[TASK INSTRUCTIONS]: Wherever the string "this" occurs in a line of these records, report that line.

[Data extracted from a collection]
----

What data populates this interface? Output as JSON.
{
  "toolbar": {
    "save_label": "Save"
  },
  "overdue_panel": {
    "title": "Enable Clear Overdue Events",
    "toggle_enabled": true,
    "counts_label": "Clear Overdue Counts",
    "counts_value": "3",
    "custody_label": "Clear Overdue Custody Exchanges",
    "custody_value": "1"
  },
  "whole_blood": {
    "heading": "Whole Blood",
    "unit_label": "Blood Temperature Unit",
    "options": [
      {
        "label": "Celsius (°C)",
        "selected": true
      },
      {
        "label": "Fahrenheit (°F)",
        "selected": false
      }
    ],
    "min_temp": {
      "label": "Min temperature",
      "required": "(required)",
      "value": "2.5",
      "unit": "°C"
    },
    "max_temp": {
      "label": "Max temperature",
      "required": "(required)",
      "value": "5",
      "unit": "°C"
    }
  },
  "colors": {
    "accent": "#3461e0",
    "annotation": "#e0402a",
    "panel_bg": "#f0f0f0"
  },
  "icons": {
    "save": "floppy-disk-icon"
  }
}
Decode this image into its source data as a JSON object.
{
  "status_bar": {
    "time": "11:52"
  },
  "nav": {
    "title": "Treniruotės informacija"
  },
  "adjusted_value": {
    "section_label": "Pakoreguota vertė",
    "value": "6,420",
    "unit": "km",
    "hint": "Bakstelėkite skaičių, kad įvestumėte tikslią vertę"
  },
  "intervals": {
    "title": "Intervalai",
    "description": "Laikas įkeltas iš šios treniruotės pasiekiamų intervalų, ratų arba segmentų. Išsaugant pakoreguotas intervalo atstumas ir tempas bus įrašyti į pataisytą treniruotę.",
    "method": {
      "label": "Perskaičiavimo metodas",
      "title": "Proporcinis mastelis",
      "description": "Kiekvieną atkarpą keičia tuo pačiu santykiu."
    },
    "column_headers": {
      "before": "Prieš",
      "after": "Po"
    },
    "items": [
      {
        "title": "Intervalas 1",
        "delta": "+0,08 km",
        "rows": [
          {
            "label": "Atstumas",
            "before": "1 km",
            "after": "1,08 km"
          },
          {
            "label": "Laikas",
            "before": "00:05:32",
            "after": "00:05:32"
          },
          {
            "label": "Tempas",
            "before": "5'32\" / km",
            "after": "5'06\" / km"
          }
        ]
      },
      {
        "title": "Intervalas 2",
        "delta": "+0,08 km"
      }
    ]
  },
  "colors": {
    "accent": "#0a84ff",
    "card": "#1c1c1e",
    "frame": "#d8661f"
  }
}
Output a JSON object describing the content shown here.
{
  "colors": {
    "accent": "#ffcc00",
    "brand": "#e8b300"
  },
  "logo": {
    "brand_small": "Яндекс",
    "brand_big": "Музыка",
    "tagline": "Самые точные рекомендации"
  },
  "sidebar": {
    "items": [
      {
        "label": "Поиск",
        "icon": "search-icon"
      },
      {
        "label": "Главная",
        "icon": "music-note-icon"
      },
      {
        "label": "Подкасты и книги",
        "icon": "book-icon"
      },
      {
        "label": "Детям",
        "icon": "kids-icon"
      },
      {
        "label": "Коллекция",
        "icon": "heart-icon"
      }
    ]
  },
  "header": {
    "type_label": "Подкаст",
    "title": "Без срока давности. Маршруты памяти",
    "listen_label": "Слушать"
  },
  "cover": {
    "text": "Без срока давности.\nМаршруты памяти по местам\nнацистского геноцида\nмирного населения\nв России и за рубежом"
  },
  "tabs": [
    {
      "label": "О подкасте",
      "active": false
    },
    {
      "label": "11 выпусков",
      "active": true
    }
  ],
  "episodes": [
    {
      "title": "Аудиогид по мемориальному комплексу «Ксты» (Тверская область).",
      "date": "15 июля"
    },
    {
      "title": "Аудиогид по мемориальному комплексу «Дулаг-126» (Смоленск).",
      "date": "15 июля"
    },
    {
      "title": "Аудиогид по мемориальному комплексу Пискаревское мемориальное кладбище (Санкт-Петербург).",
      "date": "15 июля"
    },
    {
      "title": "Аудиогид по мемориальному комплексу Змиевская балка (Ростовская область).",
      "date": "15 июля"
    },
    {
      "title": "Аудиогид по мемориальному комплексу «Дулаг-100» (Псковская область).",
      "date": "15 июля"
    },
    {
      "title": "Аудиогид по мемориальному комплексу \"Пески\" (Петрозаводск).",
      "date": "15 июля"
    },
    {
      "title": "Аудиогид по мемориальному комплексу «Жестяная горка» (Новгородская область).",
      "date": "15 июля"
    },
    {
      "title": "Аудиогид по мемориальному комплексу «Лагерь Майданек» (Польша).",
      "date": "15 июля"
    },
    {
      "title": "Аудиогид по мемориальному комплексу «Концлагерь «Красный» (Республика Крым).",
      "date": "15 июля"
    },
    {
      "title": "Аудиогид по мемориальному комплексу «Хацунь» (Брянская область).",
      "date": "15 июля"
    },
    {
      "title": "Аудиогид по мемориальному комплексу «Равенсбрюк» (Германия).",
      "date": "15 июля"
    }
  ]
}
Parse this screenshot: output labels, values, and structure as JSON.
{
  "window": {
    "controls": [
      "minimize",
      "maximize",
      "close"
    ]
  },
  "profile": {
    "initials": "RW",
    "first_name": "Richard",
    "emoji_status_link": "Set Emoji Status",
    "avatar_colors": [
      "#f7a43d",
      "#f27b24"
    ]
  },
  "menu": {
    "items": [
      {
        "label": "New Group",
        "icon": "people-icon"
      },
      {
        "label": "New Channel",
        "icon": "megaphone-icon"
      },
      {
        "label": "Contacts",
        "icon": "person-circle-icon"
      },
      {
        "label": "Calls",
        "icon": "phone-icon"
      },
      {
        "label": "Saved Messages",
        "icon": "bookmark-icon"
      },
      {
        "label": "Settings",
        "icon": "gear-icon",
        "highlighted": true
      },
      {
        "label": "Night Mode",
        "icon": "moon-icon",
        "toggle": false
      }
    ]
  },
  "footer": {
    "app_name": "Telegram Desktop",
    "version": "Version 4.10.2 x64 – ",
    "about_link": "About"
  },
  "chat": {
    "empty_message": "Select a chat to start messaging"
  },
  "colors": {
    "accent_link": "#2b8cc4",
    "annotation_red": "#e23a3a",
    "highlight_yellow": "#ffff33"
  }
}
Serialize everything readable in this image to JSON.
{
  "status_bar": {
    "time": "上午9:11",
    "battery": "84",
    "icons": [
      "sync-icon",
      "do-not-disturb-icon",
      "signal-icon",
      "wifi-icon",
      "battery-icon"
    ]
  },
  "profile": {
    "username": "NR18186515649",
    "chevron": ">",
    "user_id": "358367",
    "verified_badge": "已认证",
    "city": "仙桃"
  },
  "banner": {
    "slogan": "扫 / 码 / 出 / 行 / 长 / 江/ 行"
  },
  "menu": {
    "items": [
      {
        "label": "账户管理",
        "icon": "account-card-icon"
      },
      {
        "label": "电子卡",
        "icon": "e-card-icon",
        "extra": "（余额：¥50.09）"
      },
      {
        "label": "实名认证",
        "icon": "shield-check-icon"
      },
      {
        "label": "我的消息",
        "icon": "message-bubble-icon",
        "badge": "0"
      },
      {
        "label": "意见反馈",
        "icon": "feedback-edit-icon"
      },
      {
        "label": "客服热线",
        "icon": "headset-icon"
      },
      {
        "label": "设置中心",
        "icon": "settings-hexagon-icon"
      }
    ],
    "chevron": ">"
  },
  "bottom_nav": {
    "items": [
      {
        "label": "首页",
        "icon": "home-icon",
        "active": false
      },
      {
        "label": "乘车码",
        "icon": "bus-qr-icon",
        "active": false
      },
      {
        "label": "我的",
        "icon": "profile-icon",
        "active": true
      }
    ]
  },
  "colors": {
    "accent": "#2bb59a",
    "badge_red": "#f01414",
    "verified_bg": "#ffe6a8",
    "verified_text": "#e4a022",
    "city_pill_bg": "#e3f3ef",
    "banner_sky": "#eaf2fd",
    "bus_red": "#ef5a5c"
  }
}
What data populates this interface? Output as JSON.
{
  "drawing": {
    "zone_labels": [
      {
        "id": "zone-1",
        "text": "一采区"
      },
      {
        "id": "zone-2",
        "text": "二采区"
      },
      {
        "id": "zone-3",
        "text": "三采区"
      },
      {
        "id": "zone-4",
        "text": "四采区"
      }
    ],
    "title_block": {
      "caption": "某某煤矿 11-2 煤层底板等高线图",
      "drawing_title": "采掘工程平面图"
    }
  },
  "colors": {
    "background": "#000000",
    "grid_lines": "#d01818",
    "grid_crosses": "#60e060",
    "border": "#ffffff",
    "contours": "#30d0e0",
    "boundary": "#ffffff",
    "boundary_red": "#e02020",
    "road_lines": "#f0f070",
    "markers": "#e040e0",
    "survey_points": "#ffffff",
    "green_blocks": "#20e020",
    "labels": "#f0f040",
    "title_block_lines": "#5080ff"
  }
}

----

[TASK ANSWER]:
What data populates this interface? Output as JSON.
Decode this image into its source data as a JSON object.
Parse this screenshot: output labels, values, and structure as JSON.
Serialize everything readable in this image to JSON.
What data populates this interface? Output as JSON.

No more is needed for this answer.